Store leftover food in small, shallow sealed containers in the refrigerator until the Monday after Thanksgiving Day or in the freezer for later use. Shallow containers help cool leftovers more quickly than storing them in large containers. Airtight packaging or sealed storage containers keep bacteria out, retain moisture, and prevent leftovers from picking up odors from other food in the refrigerator.

Use a Fridge Thermometer: It is important to remember that even though refrigerators are supposed to be 36 to 40°F, their inside temperatures vary. Refrigerators have different temperatures in different locations. It depends on the design of the refrigerator, but as a general rule, they tend to be colder in the back and at the bottom. Keep a thermometer in your refrigerator and move it around from time to time to make sure the fridge is functioning and keeping your food at safe temperatures.

Consume or Freeze Within Four Days: Use the Monday after Thanksgiving as a reminder that it is the last day you can safely eat leftovers. If you want to keep leftovers longer, freeze them within those four days to enjoy later.

Some foods do not freeze well. Mashed potatoes and starchy vegetables will lose so much water out of their structure that they’ll be very dry and unappealing. The potatoes will be mealy. Foods made with cream, milk, or sour cream will separate, become watery, and may curdle.

Frozen food stays safe indefinitely, though the quality may decrease over time. If you store leftovers in the freezer, they will be of the best quality within two to six months. It’s a matter primarily of texture and flavor in terms of how long you can let something stay in the freezer rather than safety.

Reheating Leftovers: It is safe to reheat frozen leftovers without thawing, either in a saucepan, microwave, or oven. Reheating will take longer than if the food is thawed first. Make sure that when microwaving leftovers, the food is covered and rotates for even heating. The USDA recommends bringing all sauces and gravies to a rolling boil when reheating. Reheat leftovers to an internal temperature of 165°F using a food thermometer.

Microwave Food Safely: When reheating in the microwave, cover and rotate the food for even heating. Arrange food items evenly in a covered microwave-safe dish and add some liquid if needed. Because microwaves have cold spots, check the internal temperature of the food in several places with a food thermometer after allowing a resting time. Cooking continues for a longer time in dense foods such as poultry or meat than in less dense foods like breads, vegetables, and fruits.

If you have additional questions about using your leftovers safely, you can call the USDA Meat and Poultry Hotline at 1-888-MPHotline (1-888-674-6854) or chat live with a food safety specialist at available from 10 a.m. to 6 p.m. Eastern Time, Monday through Friday, in English or Spanish.

No one wants to be sick, especially this time of the year. Following food safety guidelines will help keep everyone healthy. I would like to wish everyone a Happy and Healthy Thanksgiving Holiday!

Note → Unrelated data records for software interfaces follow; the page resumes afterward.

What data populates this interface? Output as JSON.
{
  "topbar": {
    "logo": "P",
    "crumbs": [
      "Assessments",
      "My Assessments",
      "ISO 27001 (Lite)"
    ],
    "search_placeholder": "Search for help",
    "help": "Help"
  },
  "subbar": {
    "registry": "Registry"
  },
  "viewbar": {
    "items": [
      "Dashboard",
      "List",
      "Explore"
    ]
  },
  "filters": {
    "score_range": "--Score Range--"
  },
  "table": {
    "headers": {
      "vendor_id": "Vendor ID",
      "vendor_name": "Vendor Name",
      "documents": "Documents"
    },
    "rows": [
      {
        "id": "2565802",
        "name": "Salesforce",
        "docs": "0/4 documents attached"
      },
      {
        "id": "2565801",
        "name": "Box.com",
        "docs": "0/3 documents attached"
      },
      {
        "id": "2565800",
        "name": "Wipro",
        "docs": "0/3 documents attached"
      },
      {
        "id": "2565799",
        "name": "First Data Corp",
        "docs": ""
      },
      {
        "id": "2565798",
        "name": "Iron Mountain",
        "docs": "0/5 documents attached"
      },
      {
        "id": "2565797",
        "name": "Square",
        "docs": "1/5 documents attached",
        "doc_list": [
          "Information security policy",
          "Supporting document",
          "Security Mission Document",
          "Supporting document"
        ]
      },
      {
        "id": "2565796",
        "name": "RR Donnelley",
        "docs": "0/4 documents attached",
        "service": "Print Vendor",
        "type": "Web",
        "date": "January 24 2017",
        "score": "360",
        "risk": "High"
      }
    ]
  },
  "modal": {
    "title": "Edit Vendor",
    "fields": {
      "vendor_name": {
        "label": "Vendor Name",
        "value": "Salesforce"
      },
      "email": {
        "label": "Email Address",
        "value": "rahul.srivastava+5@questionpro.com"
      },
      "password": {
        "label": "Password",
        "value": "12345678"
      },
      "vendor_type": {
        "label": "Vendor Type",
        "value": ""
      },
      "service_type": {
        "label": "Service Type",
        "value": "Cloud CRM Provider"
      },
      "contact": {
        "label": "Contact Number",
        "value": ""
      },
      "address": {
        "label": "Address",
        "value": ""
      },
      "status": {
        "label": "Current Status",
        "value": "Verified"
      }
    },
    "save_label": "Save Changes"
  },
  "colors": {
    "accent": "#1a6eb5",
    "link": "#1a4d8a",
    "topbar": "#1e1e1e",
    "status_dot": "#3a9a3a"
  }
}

Written by Vicki Hayman, MS, University of Wyoming Extension Nutrition and Food Safety Educator


  • Centers for Disease Control and Prevention,
  • U. S. Department of Agriculture,
Thanksgiving meal

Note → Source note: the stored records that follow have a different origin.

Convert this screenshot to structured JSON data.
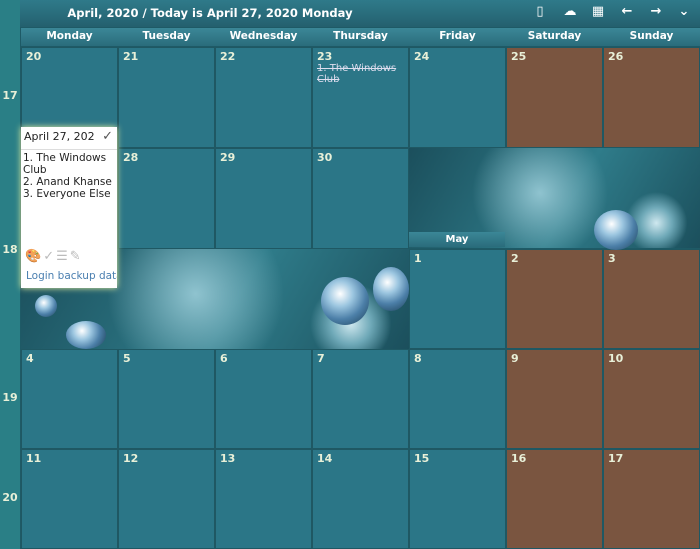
{
  "header": {
    "title": "April, 2020 / Today is April 27, 2020 Monday",
    "icons": [
      "phone-icon",
      "cloud-icon",
      "calendar-icon",
      "arrow-left-icon",
      "arrow-right-icon",
      "chevron-down-icon"
    ]
  },
  "days": [
    "Monday",
    "Tuesday",
    "Wednesday",
    "Thursday",
    "Friday",
    "Saturday",
    "Sunday"
  ],
  "weeks": [
    "17",
    "18",
    "19",
    "20"
  ],
  "cells": {
    "r1": [
      "20",
      "21",
      "22",
      "23",
      "24",
      "25",
      "26"
    ],
    "r2": [
      "28",
      "29",
      "30"
    ],
    "r3": [
      "1",
      "2",
      "3"
    ],
    "r4": [
      "4",
      "5",
      "6",
      "7",
      "8",
      "9",
      "10"
    ],
    "r5": [
      "11",
      "12",
      "13",
      "14",
      "15",
      "16",
      "17"
    ]
  },
  "events": {
    "apr23": "1. The Windows Club"
  },
  "month_label": "May",
  "popup": {
    "date": "April 27, 202",
    "notes": [
      "1. The Windows Club",
      "2. Anand Khanse",
      "3. Everyone Else"
    ],
    "login": "Login backup data"
  },
  "colors": {
    "cell": "#2c788a",
    "weekend": "#7a5540",
    "header": "#2f7a8a"
  }
}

Contact Our Expert!


Extension Educator:
Vicki Hayman – (307) 746-3531

University of Wyoming Extension

Feedback Form

Follow UW Nutrition and Food Safety

Feel free to use and share this content, but please do so under the conditions of our Rules of Use. Thank You.

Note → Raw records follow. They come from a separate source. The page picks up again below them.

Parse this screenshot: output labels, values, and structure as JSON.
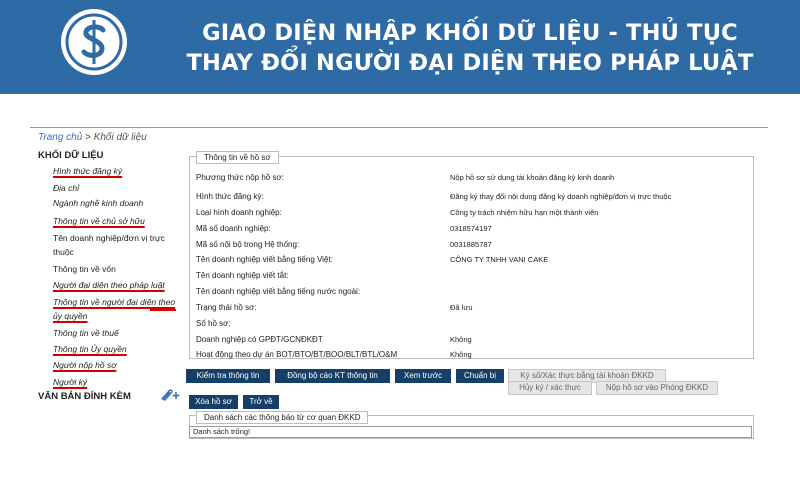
{
  "banner": {
    "title_line1": "GIAO DIỆN NHẬP KHỐI DỮ LIỆU - THỦ TỤC",
    "title_line2": "THAY ĐỔI NGƯỜI ĐẠI DIỆN THEO PHÁP LUẬT",
    "accent_color": "#2e6aa3",
    "logo_icon": "dollar-coin-icon"
  },
  "breadcrumb": {
    "home": "Trang chủ",
    "separator": ">",
    "current": "Khối dữ liệu"
  },
  "sidebar": {
    "heading": "KHỐI DỮ LIỆU",
    "items": [
      {
        "label": "Hình thức đăng ký",
        "highlighted": true
      },
      {
        "label": "Địa chỉ",
        "highlighted": false
      },
      {
        "label": "Ngành nghề kinh doanh",
        "highlighted": false
      },
      {
        "label": "Thông tin về chủ sở hữu",
        "highlighted": true
      },
      {
        "label": "Tên doanh nghiệp/đơn vị trực thuộc",
        "highlighted": false
      },
      {
        "label": "Thông tin về vốn",
        "highlighted": false
      },
      {
        "label": "Người đại diện theo pháp luật",
        "highlighted": true
      },
      {
        "label": "Thông tin về người đại diện theo ủy quyền",
        "highlighted": true
      },
      {
        "label": "Thông tin về thuế",
        "highlighted": false
      },
      {
        "label": "Thông tin Ủy quyền",
        "highlighted": true
      },
      {
        "label": "Người nộp hồ sơ",
        "highlighted": true
      },
      {
        "label": "Người ký",
        "highlighted": true
      }
    ],
    "attachments_heading": "VĂN BẢN ĐÍNH KÈM",
    "attach_icon": "paperclip-plus-icon"
  },
  "profile": {
    "tab_label": "Thông tin về hồ sơ",
    "rows": [
      {
        "label": "Phương thức nộp hồ sơ:",
        "value": "Nộp hồ sơ sử dụng tài khoản đăng ký kinh doanh"
      },
      {
        "label": "Hình thức đăng ký:",
        "value": "Đăng ký thay đổi nội dung đăng ký doanh nghiệp/đơn vị trực thuộc"
      },
      {
        "label": "Loại hình doanh nghiệp:",
        "value": "Công ty trách nhiệm hữu hạn một thành viên"
      },
      {
        "label": "Mã số doanh nghiệp:",
        "value": "0318574197"
      },
      {
        "label": "Mã số nội bộ trong Hệ thống:",
        "value": "0031885787"
      },
      {
        "label": "Tên doanh nghiệp viết bằng tiếng Việt:",
        "value": "CÔNG TY TNHH VANI CAKE"
      },
      {
        "label": "Tên doanh nghiệp viết tắt:",
        "value": ""
      },
      {
        "label": "Tên doanh nghiệp viết bằng tiếng nước ngoài:",
        "value": ""
      },
      {
        "label": "Trạng thái hồ sơ:",
        "value": "Đã lưu"
      },
      {
        "label": "Số hồ sơ:",
        "value": ""
      },
      {
        "label": "Doanh nghiệp có GPĐT/GCNĐKĐT",
        "value": "Không"
      },
      {
        "label": "Hoạt động theo dự án BOT/BTO/BT/BOO/BLT/BTL/O&M",
        "value": "Không"
      }
    ]
  },
  "actions": {
    "check_info": "Kiểm tra thông tin",
    "sync_report": "Đồng bộ cáo KT thông tin",
    "preview": "Xem trước",
    "prepare": "Chuẩn bị",
    "sign_verify": "Ký số/Xác thực bằng tài khoản ĐKKD",
    "cancel_sign": "Hủy ký / xác thực",
    "submit": "Nộp hồ sơ vào Phòng ĐKKD",
    "delete": "Xóa hồ sơ",
    "back": "Trở về"
  },
  "notices": {
    "tab_label": "Danh sách các thông báo từ cơ quan ĐKKD",
    "empty_text": "Danh sách trống!"
  }
}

For more information, contact a University of Wyoming Nutrition and Food Safety Educator at or Ask an Expert.

Have a Question?

Contact Our Expert!


Extension Educator:
Vicki Hayman – (307) 746-3531

University of Wyoming Extension

Subscribe to UW Nutrition and Food Safety Newletters


Issued in furtherance of extension work, acts of May 8 and June 30, 1914, in cooperation with the U.S. Department of Agriculture. Kelly Crane, Director, University of Wyoming Extension, College of Agriculture and Natural Resources, University of Wyoming Extension, University of Wyoming, Laramie, Wyoming 82071.

The University of Wyoming is an equal opportunity/affirmative action institution.

1000 E. University Ave. Laramie, WY 82071
UW Operators (307) 766-1121 | Contact Us | Download Adobe Reader